If this parameter isn't present and the RetentionEnabled parameter is set to $true, an error is returned.

The above highlighted items are very important to understand. The takeaway is that if you have specified either one of those possible actions to take in the Managed Content Settings of a folder, guess what? You are out of luck and the below procedure will not work!!


Figure 3: Managed Folder Content Settings
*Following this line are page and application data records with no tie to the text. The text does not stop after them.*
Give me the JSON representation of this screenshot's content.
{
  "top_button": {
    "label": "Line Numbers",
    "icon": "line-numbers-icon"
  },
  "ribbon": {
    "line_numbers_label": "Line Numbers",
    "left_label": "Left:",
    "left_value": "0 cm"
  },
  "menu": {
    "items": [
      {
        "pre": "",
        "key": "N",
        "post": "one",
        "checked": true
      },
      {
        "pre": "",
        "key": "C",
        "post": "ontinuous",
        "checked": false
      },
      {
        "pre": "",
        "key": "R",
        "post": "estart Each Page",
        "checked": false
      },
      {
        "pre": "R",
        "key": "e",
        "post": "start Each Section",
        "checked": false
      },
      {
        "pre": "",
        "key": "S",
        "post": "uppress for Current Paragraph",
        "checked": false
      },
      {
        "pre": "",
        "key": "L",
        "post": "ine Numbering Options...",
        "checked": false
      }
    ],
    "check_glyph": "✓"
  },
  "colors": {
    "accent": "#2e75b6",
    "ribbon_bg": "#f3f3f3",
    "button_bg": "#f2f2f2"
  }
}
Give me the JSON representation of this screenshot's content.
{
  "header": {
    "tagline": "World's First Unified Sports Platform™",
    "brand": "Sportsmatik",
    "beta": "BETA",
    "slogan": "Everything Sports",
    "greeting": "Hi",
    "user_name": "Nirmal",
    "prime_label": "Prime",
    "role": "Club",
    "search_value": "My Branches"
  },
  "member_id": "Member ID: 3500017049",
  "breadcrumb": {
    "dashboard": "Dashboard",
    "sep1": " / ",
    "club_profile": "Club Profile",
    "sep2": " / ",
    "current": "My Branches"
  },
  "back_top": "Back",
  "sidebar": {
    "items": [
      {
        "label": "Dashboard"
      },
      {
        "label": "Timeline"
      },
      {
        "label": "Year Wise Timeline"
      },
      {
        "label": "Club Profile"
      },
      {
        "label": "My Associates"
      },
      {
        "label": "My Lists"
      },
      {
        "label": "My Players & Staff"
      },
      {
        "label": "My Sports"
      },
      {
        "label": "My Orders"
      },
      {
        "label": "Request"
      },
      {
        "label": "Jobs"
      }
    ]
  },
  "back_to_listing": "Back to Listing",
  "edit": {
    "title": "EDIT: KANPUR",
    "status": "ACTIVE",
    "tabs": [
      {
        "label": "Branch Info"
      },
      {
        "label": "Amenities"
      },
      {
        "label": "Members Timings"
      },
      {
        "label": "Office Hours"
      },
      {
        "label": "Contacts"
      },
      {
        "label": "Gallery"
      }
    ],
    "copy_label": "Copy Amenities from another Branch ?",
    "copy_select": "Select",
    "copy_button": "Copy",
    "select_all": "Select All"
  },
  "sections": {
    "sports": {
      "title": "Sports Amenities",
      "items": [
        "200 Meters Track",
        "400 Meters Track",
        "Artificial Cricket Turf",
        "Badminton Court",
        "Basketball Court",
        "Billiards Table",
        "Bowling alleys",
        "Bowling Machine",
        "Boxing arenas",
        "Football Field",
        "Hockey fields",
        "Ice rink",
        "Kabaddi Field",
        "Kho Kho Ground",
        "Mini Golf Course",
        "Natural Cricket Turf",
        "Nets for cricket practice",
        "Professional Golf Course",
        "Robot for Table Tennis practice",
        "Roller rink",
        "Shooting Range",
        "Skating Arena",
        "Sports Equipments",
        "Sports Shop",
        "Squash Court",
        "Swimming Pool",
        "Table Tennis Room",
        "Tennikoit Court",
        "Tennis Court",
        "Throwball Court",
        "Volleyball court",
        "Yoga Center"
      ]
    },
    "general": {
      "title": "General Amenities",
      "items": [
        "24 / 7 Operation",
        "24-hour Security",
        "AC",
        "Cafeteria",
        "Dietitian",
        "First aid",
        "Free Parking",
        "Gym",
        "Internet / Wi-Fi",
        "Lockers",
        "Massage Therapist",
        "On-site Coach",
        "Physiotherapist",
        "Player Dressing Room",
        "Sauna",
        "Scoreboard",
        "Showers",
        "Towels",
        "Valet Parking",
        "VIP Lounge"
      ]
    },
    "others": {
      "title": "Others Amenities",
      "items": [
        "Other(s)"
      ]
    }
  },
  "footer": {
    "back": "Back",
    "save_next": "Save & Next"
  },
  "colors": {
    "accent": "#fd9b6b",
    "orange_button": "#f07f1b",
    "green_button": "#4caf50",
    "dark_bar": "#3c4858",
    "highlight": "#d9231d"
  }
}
As you note above, my managed folder content setting was set to DeleteAndAllowRecovery. The steps outlined below explain how we can port the Managed Folder Content Settings to create a Personal Retention Tag. We will then create a new Retention Policy which includes the Retention Tag that was ported and assign it to the user. Once this is completed, the Managed Folders now become, unmanaged; but they will have the created Retention Policy applied to the folder. This essentially provides the exact same settings and experience that the user had before moving to using Retention Tags and Policies for the new unmanaged folders! NOTE: I have moved the mailbox to Exchange Server 2010 at this point

Porting the Managed Folder

New-RetentionPolicyTag -Name '365 –Day Retention Tag' -ManagedFolderToUpgrade '365 Day Retention'

Figure 4: New Retention Policy Tag Created

Creating a New Retention Policy and including the Policy Tag created above

New-RetentionPolicy "365 Day Retention Policy" -RetentionPolicyTagLinks "365 – Day Retention Tag"

Assign the Retention Policy to a User

Set-Mailbox "2007MRMUSER" -RetentionPolicy "365 Day Retention Policy"

Once the above steps have been completed the Managed Folder that existed will show up in the Users Mailbox as regular folders in the mailbox. When you check the Retention Policy Assignment to the folder you will see that the folder is automatically applied with the “365 Day Retention Policy”!!

Figure 5: The Managed Folder shown as regular folders in the Mailbox

Figure 6: Managed Folder now in Outlook Web Access

Figure 7: Properties of the folder showing the 365 Day Retention Policy assigned

NOTE: Any Managed Folders that you ported which did not have any content will be removed. Only folders with content are shown in the mailbox as a regular folder.

I hope that you find the above useful!